• **INSTRUCTIONS FOR THE TASK**
Look through the material and copy each line holding "this".

• **WORKING DATA**
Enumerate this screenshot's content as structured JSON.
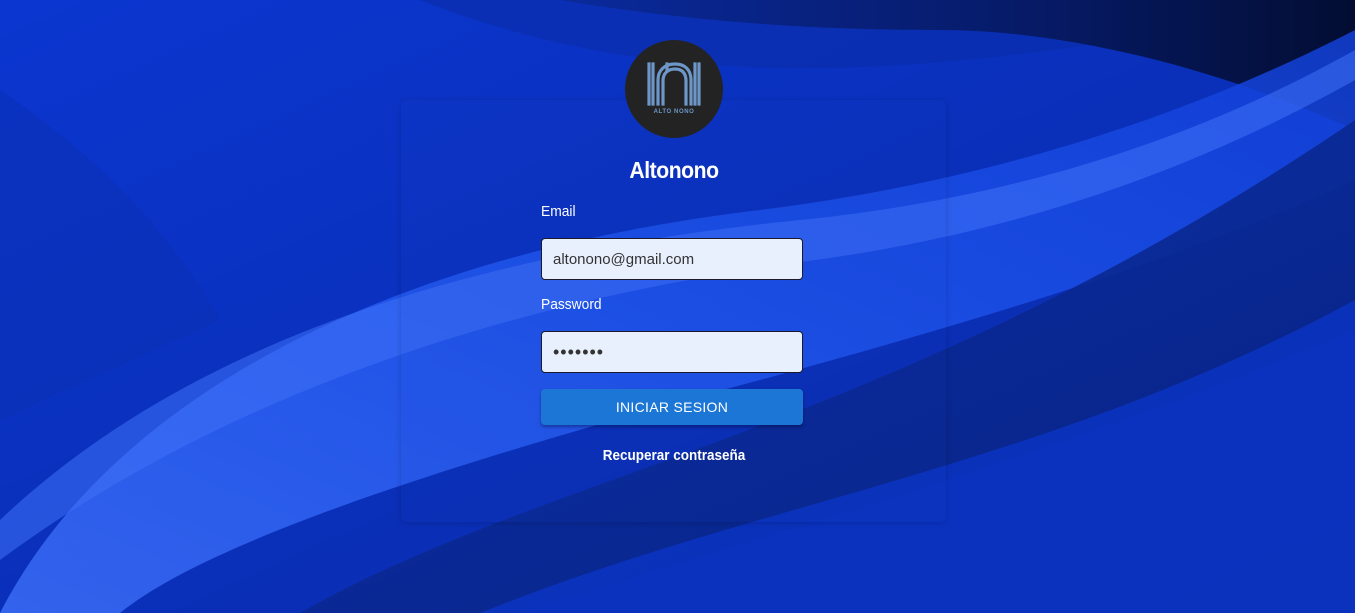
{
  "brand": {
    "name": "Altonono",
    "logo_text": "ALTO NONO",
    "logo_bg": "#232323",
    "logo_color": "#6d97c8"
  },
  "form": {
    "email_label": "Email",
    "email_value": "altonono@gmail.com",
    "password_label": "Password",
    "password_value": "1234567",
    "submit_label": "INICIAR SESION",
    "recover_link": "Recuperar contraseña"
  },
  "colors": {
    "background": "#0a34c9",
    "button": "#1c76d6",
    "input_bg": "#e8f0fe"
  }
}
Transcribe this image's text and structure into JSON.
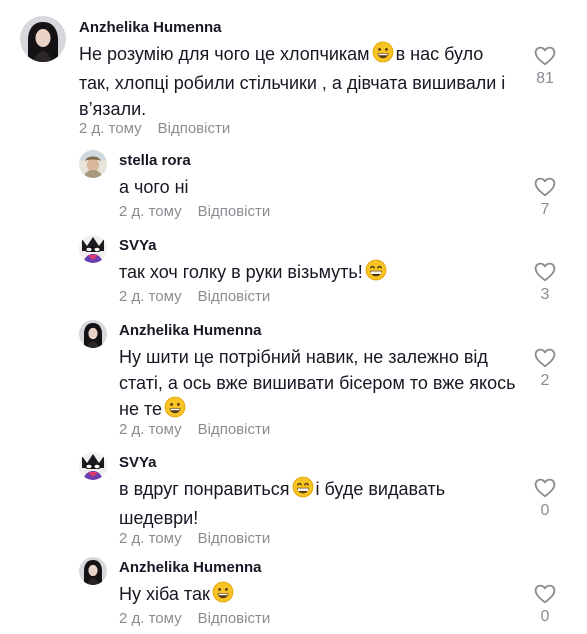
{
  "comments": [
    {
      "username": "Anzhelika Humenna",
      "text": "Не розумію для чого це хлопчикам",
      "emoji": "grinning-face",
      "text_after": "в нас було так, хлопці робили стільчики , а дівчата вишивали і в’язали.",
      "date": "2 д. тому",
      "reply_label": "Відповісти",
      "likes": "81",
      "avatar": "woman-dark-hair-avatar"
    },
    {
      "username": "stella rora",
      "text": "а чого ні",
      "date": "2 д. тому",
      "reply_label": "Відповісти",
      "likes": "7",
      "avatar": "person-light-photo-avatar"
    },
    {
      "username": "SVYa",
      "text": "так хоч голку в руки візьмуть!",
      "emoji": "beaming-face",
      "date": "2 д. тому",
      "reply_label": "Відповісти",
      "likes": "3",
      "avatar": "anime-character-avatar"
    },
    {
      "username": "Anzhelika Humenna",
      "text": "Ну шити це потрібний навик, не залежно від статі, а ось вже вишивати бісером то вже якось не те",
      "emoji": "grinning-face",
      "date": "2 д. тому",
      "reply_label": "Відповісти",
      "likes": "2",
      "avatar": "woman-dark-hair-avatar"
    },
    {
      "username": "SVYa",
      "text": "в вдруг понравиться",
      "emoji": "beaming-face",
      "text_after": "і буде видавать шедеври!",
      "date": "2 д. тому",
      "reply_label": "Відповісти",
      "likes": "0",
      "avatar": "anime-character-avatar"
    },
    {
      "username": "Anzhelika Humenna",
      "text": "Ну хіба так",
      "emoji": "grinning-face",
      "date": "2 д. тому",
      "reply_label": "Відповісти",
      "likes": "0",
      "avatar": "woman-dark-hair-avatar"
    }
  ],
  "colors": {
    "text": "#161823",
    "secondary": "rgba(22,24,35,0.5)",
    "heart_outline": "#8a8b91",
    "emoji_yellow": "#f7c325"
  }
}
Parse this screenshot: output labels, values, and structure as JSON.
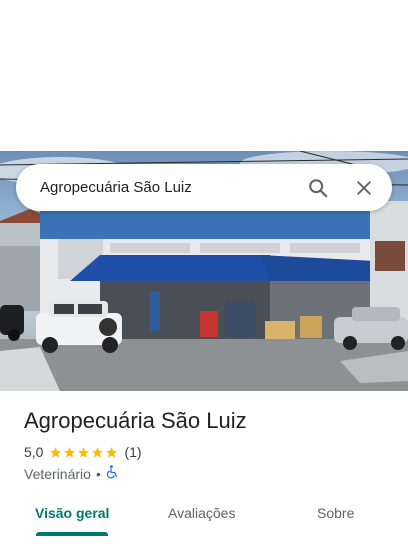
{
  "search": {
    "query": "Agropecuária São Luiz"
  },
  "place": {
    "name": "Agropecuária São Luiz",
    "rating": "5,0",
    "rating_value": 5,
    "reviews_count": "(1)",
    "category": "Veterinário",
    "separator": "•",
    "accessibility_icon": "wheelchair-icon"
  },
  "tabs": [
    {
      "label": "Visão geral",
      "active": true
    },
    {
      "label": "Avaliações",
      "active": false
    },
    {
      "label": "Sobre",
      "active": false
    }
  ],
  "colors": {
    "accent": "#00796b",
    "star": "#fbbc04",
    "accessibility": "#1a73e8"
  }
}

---

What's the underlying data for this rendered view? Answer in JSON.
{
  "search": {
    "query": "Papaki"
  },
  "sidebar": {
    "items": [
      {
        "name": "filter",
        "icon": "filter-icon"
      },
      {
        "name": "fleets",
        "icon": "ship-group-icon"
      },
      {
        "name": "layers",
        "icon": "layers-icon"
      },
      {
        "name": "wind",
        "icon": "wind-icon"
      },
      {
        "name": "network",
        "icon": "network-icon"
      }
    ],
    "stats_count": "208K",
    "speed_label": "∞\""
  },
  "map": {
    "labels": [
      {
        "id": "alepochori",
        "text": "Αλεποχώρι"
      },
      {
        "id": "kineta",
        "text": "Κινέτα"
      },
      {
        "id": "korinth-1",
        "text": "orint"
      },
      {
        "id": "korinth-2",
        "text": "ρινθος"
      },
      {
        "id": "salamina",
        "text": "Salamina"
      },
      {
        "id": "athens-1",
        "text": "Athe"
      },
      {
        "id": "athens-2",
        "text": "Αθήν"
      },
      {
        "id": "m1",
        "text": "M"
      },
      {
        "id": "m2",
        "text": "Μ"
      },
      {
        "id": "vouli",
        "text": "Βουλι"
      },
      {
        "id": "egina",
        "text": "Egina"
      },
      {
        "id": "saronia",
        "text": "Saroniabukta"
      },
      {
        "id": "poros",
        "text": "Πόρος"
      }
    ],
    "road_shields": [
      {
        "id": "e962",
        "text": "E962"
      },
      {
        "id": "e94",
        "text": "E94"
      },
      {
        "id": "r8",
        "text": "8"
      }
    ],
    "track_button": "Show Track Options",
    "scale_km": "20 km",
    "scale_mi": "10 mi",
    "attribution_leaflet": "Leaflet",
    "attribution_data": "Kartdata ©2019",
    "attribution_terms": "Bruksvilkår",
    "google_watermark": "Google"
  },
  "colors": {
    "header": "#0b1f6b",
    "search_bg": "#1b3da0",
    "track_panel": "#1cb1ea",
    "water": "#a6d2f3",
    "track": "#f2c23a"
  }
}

• **TASK OUTPUT**
Enumerate this screenshot's content as structured JSON.
Transcribe this image's text and structure into JSON.
Parse this screenshot: output labels, values, and structure as JSON.
What's the underlying data for this rendered view? Answer in JSON.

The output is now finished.